[Dataset rows describing interfaces]
=== Begin Enclosure ===

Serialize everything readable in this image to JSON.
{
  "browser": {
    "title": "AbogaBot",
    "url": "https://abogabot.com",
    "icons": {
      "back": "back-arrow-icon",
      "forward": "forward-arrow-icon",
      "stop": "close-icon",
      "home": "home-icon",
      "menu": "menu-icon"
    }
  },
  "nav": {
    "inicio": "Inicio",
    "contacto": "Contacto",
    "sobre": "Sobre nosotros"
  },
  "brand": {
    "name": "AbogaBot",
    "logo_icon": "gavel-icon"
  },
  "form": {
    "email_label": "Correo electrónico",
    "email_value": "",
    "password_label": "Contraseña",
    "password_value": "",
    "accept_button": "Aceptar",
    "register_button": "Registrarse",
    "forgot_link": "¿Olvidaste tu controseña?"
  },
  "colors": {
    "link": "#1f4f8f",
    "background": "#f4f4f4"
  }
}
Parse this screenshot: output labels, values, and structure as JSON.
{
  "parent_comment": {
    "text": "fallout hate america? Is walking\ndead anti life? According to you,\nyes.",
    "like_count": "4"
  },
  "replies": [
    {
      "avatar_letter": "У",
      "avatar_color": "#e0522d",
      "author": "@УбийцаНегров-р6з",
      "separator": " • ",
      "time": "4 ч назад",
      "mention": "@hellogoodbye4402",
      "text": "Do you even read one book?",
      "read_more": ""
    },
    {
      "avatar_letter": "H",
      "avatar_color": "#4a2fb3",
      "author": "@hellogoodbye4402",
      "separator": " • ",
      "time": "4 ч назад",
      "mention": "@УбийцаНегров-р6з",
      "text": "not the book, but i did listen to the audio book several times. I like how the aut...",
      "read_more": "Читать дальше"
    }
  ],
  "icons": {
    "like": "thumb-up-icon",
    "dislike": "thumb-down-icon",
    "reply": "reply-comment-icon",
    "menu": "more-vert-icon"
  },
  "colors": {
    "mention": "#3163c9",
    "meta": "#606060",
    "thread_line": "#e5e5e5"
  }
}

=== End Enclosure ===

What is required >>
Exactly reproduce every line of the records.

Response >>
Serialize everything readable in this image to JSON.
{
  "browser": {
    "title": "AbogaBot",
    "url": "https://abogabot.com",
    "icons": {
      "back": "back-arrow-icon",
      "forward": "forward-arrow-icon",
      "stop": "close-icon",
      "home": "home-icon",
      "menu": "menu-icon"
    }
  },
  "nav": {
    "inicio": "Inicio",
    "contacto": "Contacto",
    "sobre": "Sobre nosotros"
  },
  "brand": {
    "name": "AbogaBot",
    "logo_icon": "gavel-icon"
  },
  "form": {
    "email_label": "Correo electrónico",
    "email_value": "",
    "password_label": "Contraseña",
    "password_value": "",
    "accept_button": "Aceptar",
    "register_button": "Registrarse",
    "forgot_link": "¿Olvidaste tu controseña?"
  },
  "colors": {
    "link": "#1f4f8f",
    "background": "#f4f4f4"
  }
}
Parse this screenshot: output labels, values, and structure as JSON.
{
  "parent_comment": {
    "text": "fallout hate america? Is walking\ndead anti life? According to you,\nyes.",
    "like_count": "4"
  },
  "replies": [
    {
      "avatar_letter": "У",
      "avatar_color": "#e0522d",
      "author": "@УбийцаНегров-р6з",
      "separator": " • ",
      "time": "4 ч назад",
      "mention": "@hellogoodbye4402",
      "text": "Do you even read one book?",
      "read_more": ""
    },
    {
      "avatar_letter": "H",
      "avatar_color": "#4a2fb3",
      "author": "@hellogoodbye4402",
      "separator": " • ",
      "time": "4 ч назад",
      "mention": "@УбийцаНегров-р6з",
      "text": "not the book, but i did listen to the audio book several times. I like how the aut...",
      "read_more": "Читать дальше"
    }
  ],
  "icons": {
    "like": "thumb-up-icon",
    "dislike": "thumb-down-icon",
    "reply": "reply-comment-icon",
    "menu": "more-vert-icon"
  },
  "colors": {
    "mention": "#3163c9",
    "meta": "#606060",
    "thread_line": "#e5e5e5"
  }
}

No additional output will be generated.